On the other hand, they are not so reluctant to embrace concepts such as “Learned helplessness”, which was developed by Professor Martin E.P. Seligman, to justify the development of depressions or other psychological disorders, this being one of the standards of positive psychology.

I understand that the medical model of psychodiagnosis continues to exert a notable influence on the way of understanding psychology for some. But, dear colleagues and curious people of diverse nature, the clinical psychopathological model does not explain the complete diversity of human behaviour, and that is why without the need to intervene in the prevention or rehabilitation of psychiatric pathologies, there is a field of psychological action that does not obey its rules.

A person who feels bad or is dissatisfied with the life they are leading , is obviously not ill. In fact, there are many people catalogued as sick or disturbed who raise many doubts in my mind about the reliability of the diagnostic system. If they knew the damage that can be caused to a person by feeling labelled for life, forming part of a “sack” or collective of pejorative connotations for their own health and consequent social adaptation, they would be more careful when it came to making the classifications.

The problem of overdiagnosis

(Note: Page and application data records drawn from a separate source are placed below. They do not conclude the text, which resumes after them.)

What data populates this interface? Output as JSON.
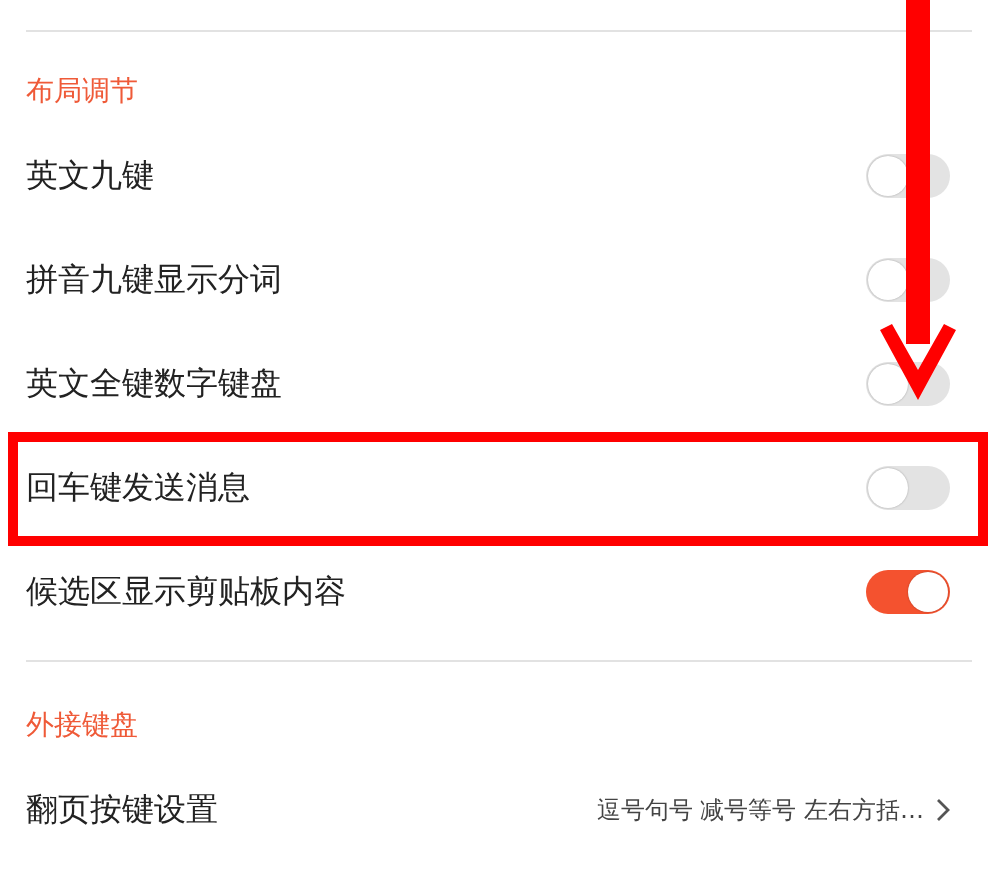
{
  "sections": [
    {
      "title": "布局调节",
      "rows": [
        {
          "kind": "toggle",
          "label": "英文九键",
          "on": false
        },
        {
          "kind": "toggle",
          "label": "拼音九键显示分词",
          "on": false
        },
        {
          "kind": "toggle",
          "label": "英文全键数字键盘",
          "on": false
        },
        {
          "kind": "toggle",
          "label": "回车键发送消息",
          "on": false,
          "highlighted": true
        },
        {
          "kind": "toggle",
          "label": "候选区显示剪贴板内容",
          "on": true
        }
      ]
    },
    {
      "title": "外接键盘",
      "rows": [
        {
          "kind": "link",
          "label": "翻页按键设置",
          "value": "逗号句号 减号等号 左右方括…"
        }
      ]
    }
  ]
}
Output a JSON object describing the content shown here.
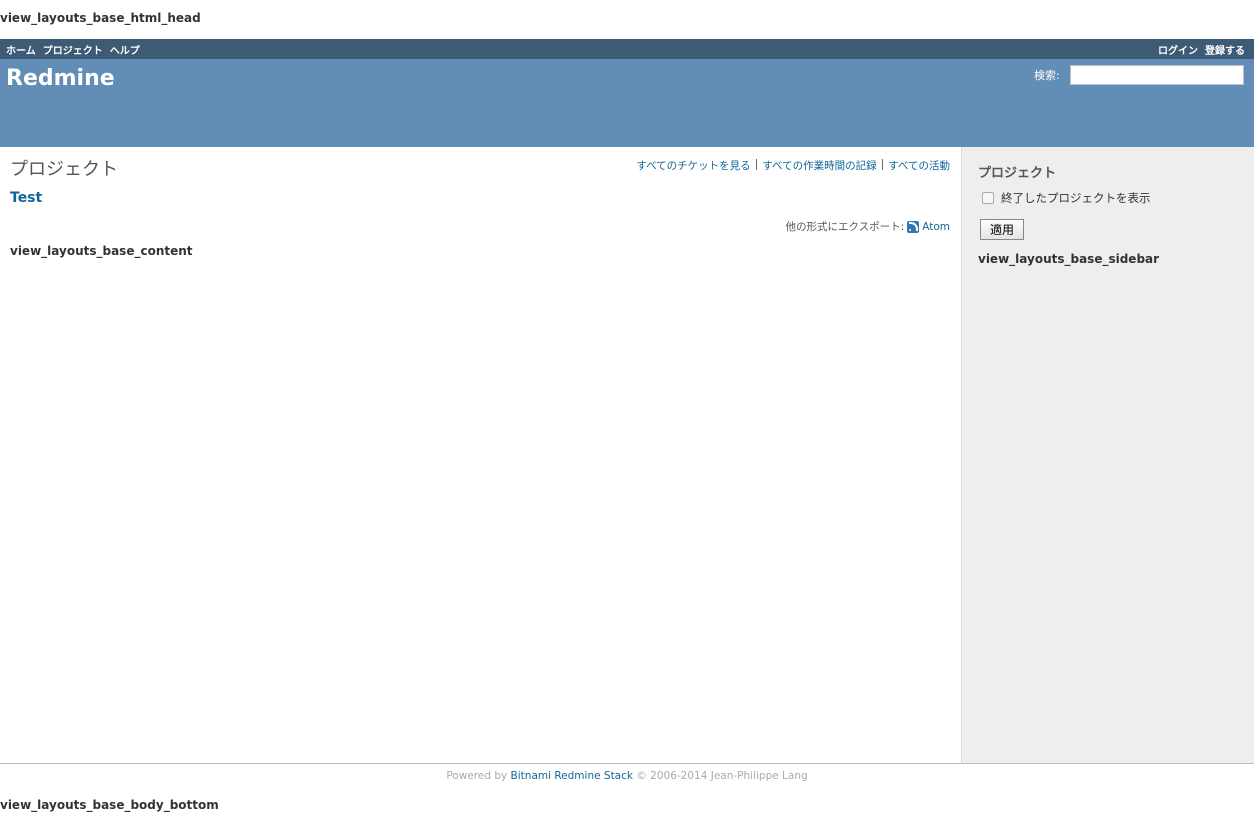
{
  "hooks": {
    "html_head": "view_layouts_base_html_head",
    "content": "view_layouts_base_content",
    "sidebar": "view_layouts_base_sidebar",
    "body_bottom": "view_layouts_base_body_bottom"
  },
  "top_menu": {
    "left": [
      "ホーム",
      "プロジェクト",
      "ヘルプ"
    ],
    "right": [
      "ログイン",
      "登録する"
    ]
  },
  "header": {
    "title": "Redmine",
    "search_label": "検索:",
    "search_value": ""
  },
  "main": {
    "title": "プロジェクト",
    "context_links": [
      "すべてのチケットを見る",
      "すべての作業時間の記録",
      "すべての活動"
    ],
    "separator": "|",
    "project": "Test",
    "export_label": "他の形式にエクスポート:",
    "export_atom": "Atom"
  },
  "sidebar": {
    "title": "プロジェクト",
    "closed_label": "終了したプロジェクトを表示",
    "apply": "適用"
  },
  "footer": {
    "powered_by": "Powered by",
    "link": "Bitnami Redmine Stack",
    "copyright": "© 2006-2014 Jean-Philippe Lang"
  },
  "colors": {
    "top_menu_bg": "#3e5b76",
    "header_bg": "#628db6",
    "sidebar_bg": "#eeeeee",
    "link": "#1166aa"
  }
}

Recently, I had the opportunity to learn more about Dr. Javier Alvarez’s opinion. This head of psychiatry at the Hospital de León is a champion of a movement called “New Psychiatry”, which postulates the inconsistencies and suspicions of a medical model probably influenced by another type of industry, but in this case a real industry. The pharmaceutical industry. It is curious the dizzying growth experienced by the main instrument of psychiatric classification and diagnosis (better known as DSM).

From its inception to date, the number of mental disorders has increased exponentially and their treatment has been entrusted as a priority to the employment and administration of psychotropic drugs . These are psychopharmaceuticals whose mission consists mainly of acting on the neurotransmitters in the brain that are “implicated” in the development of the disorder in question. The problem lies in the conviction and confidence that they give off the minimal knowledge that exists on the functioning of the mentioned neurotransmitters as a sufficient guarantee to experiment with these chemical drugs.

I don’t want to misinterpret this for myself, I’m not an anti-psychopharmacologist, or any other kind of treatment, but I do consider that we have developed a remarkable confidence in something that is still in its infancy and we have neglected and even ridiculed other ways of understanding the world of psychology and psychiatry, without finding so many daily examples of criticism of this. The smoke of the “charlatans” versus the “little magic pills” . And it’s not about this, but neither is it about that.

Each person is a world and in each world one type of intervention or another is required.

My problem is no bigger or smaller than yours.

It may not even be a problem.

But it’s mine and I decide how I want or need to approach it.